The artwork was commissioned by Sanctuary Group to mark the completion of the affordable housing provider’s £60 million regeneration of Anderston, Glasgow.
Another man came to the woman’s aid and the suspect ran off with the bag.
Trustees will now develop the building’s unique spaces as a vibrant and sustainable place for “people to connect, create and celebrate”.
Hundreds of households in the city struggle with fuel poverty – where more than 10 per cent of income goes on heating.
Claire Bothwell, 40, who is married with three young children, has been diagnosed with two types of cancer.
Teacher Victoria Moir said the children – or digital leaders as they are known – have been driving the fundraising.
The event, part of Scotland’s Winter Festivals, was rounded off by speeches and a pipe band performance.
It means the hundreds of school children and community groups who use the space will have a base with running water and electricity for the first time.
The new Institute of Health and Wellbeing will be known as the Clarice Pears Building thanks to the investment by the Pears Foundation.

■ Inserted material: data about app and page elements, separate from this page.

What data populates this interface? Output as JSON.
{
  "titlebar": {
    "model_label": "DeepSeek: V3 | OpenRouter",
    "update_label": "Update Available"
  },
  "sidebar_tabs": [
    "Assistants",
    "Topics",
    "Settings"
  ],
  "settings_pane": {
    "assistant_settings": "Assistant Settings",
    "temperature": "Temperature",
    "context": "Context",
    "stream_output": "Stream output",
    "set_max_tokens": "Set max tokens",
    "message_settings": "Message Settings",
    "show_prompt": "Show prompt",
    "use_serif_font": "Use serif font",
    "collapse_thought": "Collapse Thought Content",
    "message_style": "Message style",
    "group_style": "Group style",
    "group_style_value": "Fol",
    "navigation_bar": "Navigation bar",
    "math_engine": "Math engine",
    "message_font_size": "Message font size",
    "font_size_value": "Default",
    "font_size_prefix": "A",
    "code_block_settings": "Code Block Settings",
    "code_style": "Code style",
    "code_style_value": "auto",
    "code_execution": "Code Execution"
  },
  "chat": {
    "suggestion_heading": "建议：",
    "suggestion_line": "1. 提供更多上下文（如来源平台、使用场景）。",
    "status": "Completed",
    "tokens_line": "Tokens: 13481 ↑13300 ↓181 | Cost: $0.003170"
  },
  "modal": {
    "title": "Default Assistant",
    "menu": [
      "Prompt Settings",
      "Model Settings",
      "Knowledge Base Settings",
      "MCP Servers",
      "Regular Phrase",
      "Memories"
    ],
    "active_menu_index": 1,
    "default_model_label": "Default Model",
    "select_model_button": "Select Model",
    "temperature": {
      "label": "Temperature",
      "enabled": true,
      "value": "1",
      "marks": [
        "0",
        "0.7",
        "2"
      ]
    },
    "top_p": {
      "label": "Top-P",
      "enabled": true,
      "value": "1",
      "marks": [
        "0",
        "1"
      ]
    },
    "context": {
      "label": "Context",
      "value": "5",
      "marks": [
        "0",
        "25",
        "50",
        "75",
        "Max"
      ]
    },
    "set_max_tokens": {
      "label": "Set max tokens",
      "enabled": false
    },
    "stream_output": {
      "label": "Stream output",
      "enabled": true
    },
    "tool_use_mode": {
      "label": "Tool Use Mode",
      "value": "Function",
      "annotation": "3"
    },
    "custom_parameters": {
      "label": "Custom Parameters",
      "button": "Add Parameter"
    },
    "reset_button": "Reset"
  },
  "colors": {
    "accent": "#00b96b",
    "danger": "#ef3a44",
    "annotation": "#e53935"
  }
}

More than 180 pieces of art will be on offer over the weekend – Saturday November 17, 12-9pm & November 18, Sunday 12-6pm.